**Prompt**
Every line of the records below that holds the word "this" belongs in the answer.

(App and web page records)
------------------------------------------------

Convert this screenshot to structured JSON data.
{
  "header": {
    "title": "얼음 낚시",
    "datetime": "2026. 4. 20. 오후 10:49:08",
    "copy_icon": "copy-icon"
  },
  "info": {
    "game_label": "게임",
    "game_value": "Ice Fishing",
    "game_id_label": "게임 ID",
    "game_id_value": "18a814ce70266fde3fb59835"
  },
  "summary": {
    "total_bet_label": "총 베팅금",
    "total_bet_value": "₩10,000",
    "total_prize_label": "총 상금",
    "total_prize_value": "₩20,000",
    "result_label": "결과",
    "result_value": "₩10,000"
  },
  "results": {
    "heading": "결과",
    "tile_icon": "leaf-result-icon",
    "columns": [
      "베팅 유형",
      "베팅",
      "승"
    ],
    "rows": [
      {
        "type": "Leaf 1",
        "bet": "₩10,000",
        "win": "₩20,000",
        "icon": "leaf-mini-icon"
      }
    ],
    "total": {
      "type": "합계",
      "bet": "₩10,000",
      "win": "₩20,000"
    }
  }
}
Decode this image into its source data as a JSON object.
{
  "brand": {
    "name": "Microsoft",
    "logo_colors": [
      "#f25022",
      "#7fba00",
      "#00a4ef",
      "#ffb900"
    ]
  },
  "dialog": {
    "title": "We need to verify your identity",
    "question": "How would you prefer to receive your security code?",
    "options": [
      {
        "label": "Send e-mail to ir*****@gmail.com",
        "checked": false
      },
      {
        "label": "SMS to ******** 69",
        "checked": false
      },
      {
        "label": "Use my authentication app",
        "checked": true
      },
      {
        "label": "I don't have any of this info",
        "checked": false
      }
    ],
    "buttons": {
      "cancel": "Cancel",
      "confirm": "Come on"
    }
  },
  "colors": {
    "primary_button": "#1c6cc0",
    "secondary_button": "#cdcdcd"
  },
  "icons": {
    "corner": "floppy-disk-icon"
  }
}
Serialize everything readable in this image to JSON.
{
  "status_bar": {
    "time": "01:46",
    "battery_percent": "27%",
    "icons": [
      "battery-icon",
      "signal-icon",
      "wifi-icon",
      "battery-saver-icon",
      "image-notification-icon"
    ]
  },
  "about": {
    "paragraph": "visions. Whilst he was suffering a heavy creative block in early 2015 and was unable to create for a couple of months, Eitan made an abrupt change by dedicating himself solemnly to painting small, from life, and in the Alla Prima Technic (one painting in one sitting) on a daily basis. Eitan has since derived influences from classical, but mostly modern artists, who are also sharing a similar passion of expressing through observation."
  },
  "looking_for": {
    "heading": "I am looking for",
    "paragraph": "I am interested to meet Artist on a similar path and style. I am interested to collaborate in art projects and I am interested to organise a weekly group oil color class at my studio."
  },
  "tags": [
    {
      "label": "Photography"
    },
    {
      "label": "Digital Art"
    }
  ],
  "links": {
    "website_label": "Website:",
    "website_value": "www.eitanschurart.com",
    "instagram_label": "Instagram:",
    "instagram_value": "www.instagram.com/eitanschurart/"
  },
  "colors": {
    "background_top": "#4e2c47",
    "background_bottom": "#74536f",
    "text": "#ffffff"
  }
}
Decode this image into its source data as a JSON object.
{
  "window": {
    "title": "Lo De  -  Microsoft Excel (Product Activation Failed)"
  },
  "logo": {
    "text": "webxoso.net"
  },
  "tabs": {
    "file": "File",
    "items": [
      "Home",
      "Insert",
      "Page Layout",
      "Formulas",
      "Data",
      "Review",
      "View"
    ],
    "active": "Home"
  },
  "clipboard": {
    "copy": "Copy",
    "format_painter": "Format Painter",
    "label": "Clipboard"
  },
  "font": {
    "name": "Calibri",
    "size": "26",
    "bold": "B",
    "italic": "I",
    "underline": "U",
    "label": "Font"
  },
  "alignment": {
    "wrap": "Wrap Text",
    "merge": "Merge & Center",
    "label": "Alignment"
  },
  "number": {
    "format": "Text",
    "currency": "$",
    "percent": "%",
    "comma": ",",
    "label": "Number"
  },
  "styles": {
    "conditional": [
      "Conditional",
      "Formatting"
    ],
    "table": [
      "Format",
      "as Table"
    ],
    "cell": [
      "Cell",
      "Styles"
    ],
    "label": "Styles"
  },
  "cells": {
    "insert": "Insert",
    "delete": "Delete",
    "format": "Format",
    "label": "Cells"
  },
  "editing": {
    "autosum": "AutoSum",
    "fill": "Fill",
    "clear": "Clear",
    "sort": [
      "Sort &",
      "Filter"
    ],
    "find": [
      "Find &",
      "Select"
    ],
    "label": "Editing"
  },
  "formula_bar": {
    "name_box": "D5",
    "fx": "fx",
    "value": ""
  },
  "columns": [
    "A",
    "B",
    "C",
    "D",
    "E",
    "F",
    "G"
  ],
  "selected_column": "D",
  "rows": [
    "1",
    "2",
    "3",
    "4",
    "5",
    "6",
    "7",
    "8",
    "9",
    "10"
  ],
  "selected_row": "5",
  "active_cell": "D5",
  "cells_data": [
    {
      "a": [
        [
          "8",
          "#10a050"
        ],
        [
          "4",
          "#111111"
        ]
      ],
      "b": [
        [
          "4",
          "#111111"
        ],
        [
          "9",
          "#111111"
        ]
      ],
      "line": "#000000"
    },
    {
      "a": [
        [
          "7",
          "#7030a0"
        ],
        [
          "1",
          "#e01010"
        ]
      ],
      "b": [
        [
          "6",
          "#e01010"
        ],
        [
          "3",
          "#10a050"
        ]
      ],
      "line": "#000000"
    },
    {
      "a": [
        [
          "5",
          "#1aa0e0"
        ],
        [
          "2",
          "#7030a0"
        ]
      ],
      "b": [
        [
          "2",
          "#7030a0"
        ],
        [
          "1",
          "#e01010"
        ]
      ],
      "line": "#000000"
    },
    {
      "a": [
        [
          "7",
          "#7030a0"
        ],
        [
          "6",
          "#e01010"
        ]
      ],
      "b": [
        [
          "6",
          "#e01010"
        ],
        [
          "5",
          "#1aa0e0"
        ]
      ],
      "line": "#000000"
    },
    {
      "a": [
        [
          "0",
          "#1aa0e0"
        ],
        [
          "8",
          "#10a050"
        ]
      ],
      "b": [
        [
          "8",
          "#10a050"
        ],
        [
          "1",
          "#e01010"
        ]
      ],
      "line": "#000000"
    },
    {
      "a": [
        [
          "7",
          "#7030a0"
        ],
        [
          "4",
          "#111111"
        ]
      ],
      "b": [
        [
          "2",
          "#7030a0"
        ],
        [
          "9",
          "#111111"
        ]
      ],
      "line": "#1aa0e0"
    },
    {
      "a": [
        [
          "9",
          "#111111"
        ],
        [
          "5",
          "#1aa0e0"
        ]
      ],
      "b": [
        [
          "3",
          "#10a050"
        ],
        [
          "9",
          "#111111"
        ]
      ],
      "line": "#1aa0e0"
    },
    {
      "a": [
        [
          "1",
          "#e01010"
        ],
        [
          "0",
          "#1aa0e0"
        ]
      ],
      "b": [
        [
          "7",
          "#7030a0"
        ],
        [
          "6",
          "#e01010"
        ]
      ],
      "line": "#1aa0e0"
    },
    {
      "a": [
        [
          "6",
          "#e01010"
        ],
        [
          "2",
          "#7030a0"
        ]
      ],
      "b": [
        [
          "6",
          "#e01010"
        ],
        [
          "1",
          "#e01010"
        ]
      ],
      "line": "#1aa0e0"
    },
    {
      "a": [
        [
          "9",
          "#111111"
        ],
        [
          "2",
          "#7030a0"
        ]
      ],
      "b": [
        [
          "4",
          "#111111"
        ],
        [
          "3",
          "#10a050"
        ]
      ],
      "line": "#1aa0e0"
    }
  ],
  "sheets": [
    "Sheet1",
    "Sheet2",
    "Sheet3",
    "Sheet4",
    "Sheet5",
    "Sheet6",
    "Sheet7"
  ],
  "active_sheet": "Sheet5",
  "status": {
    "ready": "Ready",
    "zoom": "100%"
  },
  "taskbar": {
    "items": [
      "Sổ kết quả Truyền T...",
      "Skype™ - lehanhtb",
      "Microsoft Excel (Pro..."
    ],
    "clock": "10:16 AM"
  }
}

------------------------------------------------

**Finished task**
Convert this screenshot to structured JSON data.
Decode this image into its source data as a JSON object.
        "label": "I don't have any of this info",
Serialize everything readable in this image to JSON.
Decode this image into its source data as a JSON object.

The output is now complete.